  14. I think it's relevant from the standpoint of he is not someone who came out of nowhere and had a few good weeks. He's 6'6" and runs a 4.5 forty. He's the kind of guy you feed targets to. Jimmy Graham could never block. He had some pretty good years. There are multiple exceptions to the rule that fantasy studs can all block.

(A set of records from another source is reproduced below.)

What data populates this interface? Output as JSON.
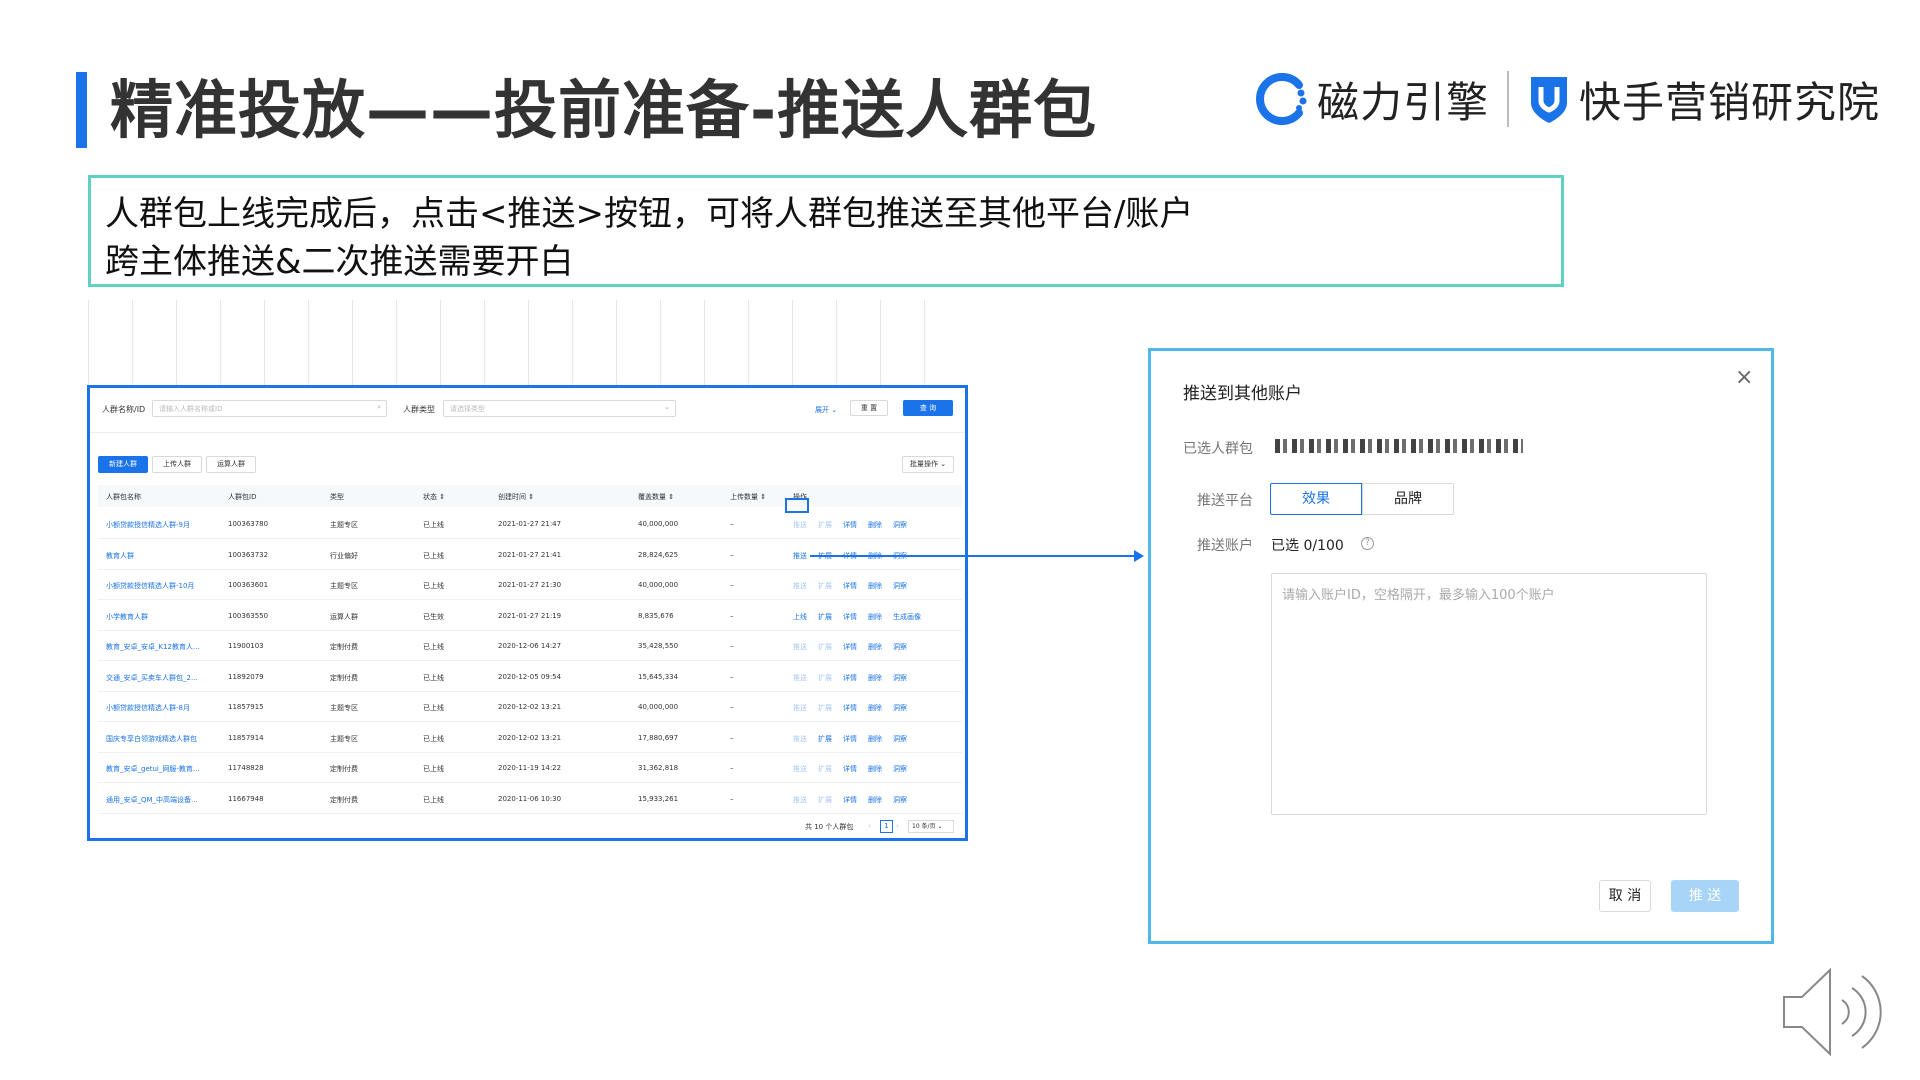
{
  "slide": {
    "title": "精准投放——投前准备-推送人群包",
    "logo_left": "磁力引擎",
    "logo_right": "快手营销研究院",
    "desc_line1": "人群包上线完成后，点击<推送>按钮，可将人群包推送至其他平台/账户",
    "desc_line2": "跨主体推送&二次推送需要开白"
  },
  "colors": {
    "accent": "#1a73e8",
    "desc_border": "#5fd0c4",
    "dialog_border": "#4fb8e8"
  },
  "filters": {
    "name_label": "人群名称/ID",
    "name_placeholder": "请输入人群名称或ID",
    "type_label": "人群类型",
    "type_placeholder": "请选择类型",
    "expand": "展开",
    "reset": "重 置",
    "query": "查 询"
  },
  "tabs": [
    "新建人群",
    "上传人群",
    "运算人群"
  ],
  "bulk_action": "批量操作",
  "columns": [
    "人群包名称",
    "人群包ID",
    "类型",
    "状态",
    "创建时间",
    "覆盖数量",
    "上传数量",
    "操作"
  ],
  "rows": [
    {
      "name": "小额贷款授信精选人群-9月",
      "id": "100363780",
      "type": "主题专区",
      "status": "已上线",
      "created": "2021-01-27 21:47",
      "count": "40,000,000",
      "upload": "–"
    },
    {
      "name": "教育人群",
      "id": "100363732",
      "type": "行业偏好",
      "status": "已上线",
      "created": "2021-01-27 21:41",
      "count": "28,824,625",
      "upload": "–"
    },
    {
      "name": "小额贷款授信精选人群-10月",
      "id": "100363601",
      "type": "主题专区",
      "status": "已上线",
      "created": "2021-01-27 21:30",
      "count": "40,000,000",
      "upload": "–"
    },
    {
      "name": "小学教育人群",
      "id": "100363550",
      "type": "运算人群",
      "status": "已生效",
      "created": "2021-01-27 21:19",
      "count": "8,835,676",
      "upload": "–"
    },
    {
      "name": "教育_安卓_安卓_K12教育人...",
      "id": "11900103",
      "type": "定制付费",
      "status": "已上线",
      "created": "2020-12-06 14:27",
      "count": "35,428,550",
      "upload": "–"
    },
    {
      "name": "交通_安卓_买卖车人群包_2...",
      "id": "11892079",
      "type": "定制付费",
      "status": "已上线",
      "created": "2020-12-05 09:54",
      "count": "15,645,334",
      "upload": "–"
    },
    {
      "name": "小额贷款授信精选人群-8月",
      "id": "11857915",
      "type": "主题专区",
      "status": "已上线",
      "created": "2020-12-02 13:21",
      "count": "40,000,000",
      "upload": "–"
    },
    {
      "name": "国庆专享白领游戏精选人群包",
      "id": "11857914",
      "type": "主题专区",
      "status": "已上线",
      "created": "2020-12-02 13:21",
      "count": "17,880,697",
      "upload": "–"
    },
    {
      "name": "教育_安卓_getui_网服-教育...",
      "id": "11748828",
      "type": "定制付费",
      "status": "已上线",
      "created": "2020-11-19 14:22",
      "count": "31,362,818",
      "upload": "–"
    },
    {
      "name": "通用_安卓_QM_中高端设备...",
      "id": "11667948",
      "type": "定制付费",
      "status": "已上线",
      "created": "2020-11-06 10:30",
      "count": "15,933,261",
      "upload": "–"
    }
  ],
  "ops": {
    "push": "推送",
    "expand": "扩展",
    "detail": "详情",
    "delete": "删除",
    "insight": "洞察",
    "online": "上线",
    "portrait": "生成画像"
  },
  "pager": {
    "total": "共 10 个人群包",
    "page": "1",
    "size": "10 条/页"
  },
  "dialog": {
    "title": "推送到其他账户",
    "close": "×",
    "selected_label": "已选人群包",
    "platform_label": "推送平台",
    "platform_options": [
      "效果",
      "品牌"
    ],
    "account_label": "推送账户",
    "selected_count": "已选  0/100",
    "help": "?",
    "textarea_placeholder": "请输入账户ID，空格隔开，最多输入100个账户",
    "cancel": "取 消",
    "push": "推 送"
  }
}
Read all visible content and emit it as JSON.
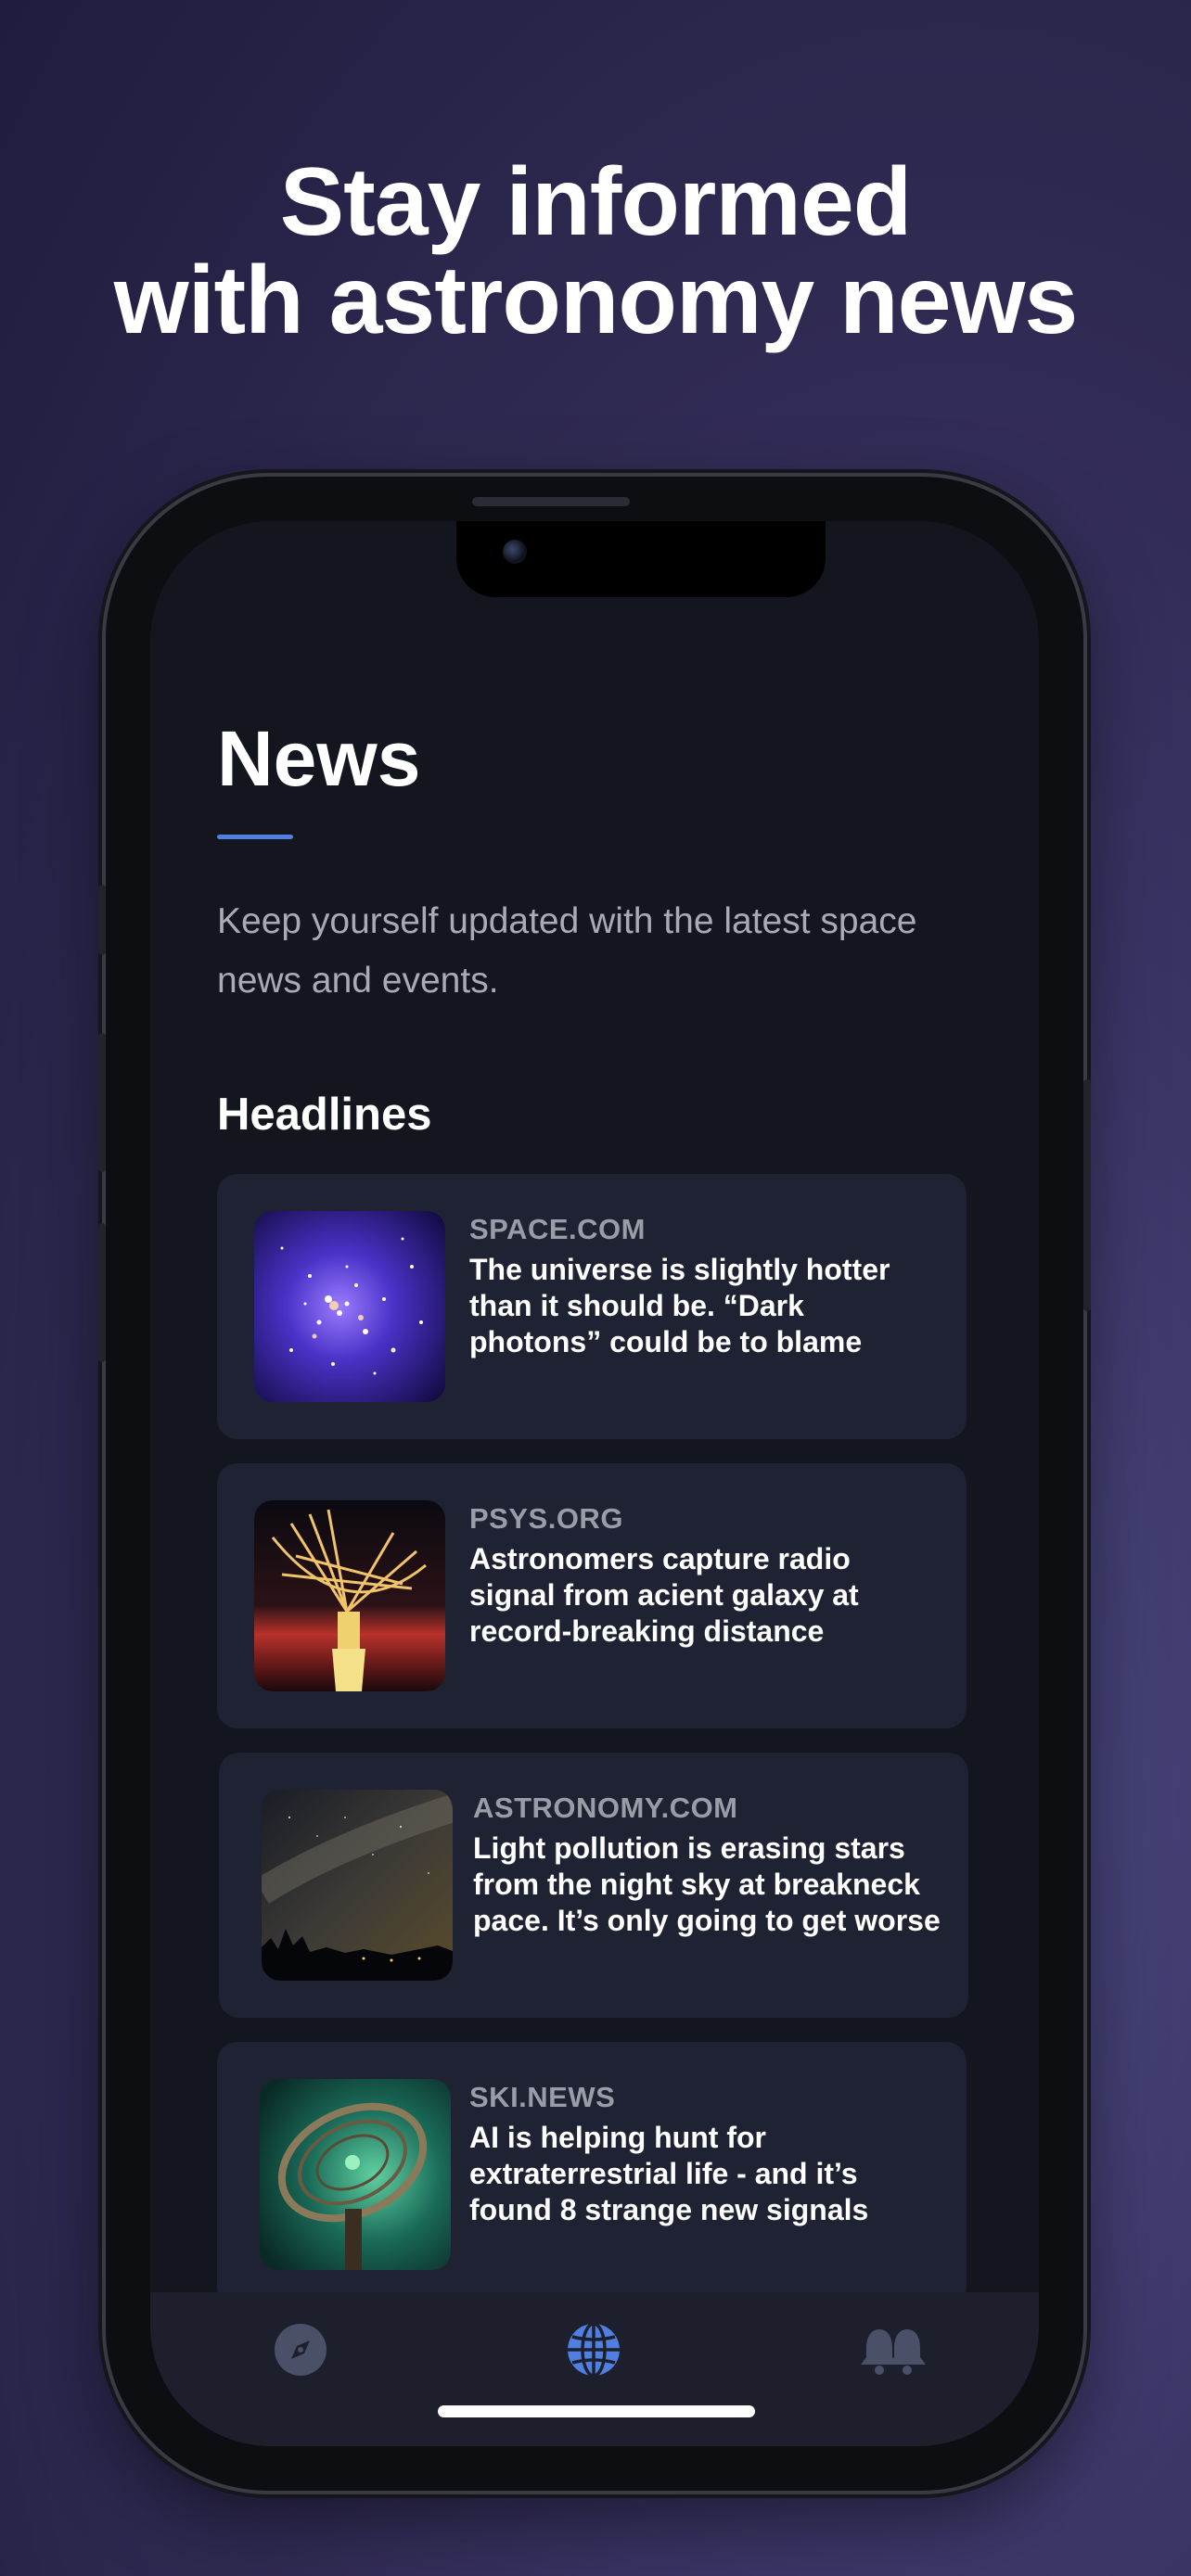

  15. I'm always interested in hearing people who have differing opinions, especially on players who have limited track records. I often fall into the trap of extrapolating 2nd half numbers and expecting too big of a "breakout" the following year. I understand what you're saying here about just how much had to break in his favor in order for him to emerge. Still, I think it's worth pointing out that he was a high 2nd round pick in 2018 and it's pretty well accepted at this point that Gase either didn't know how to use him or had no interest in using him. It might be a situation of not altering the scheme to fit the player(s), but there are plenty of "TE" in the league right now who primarily run routes and are rarely asked to block. I'd be surprised if Miami decides not to make Gesicki a focal point of the offense moving forward, along with Parker and Williams (if healthy).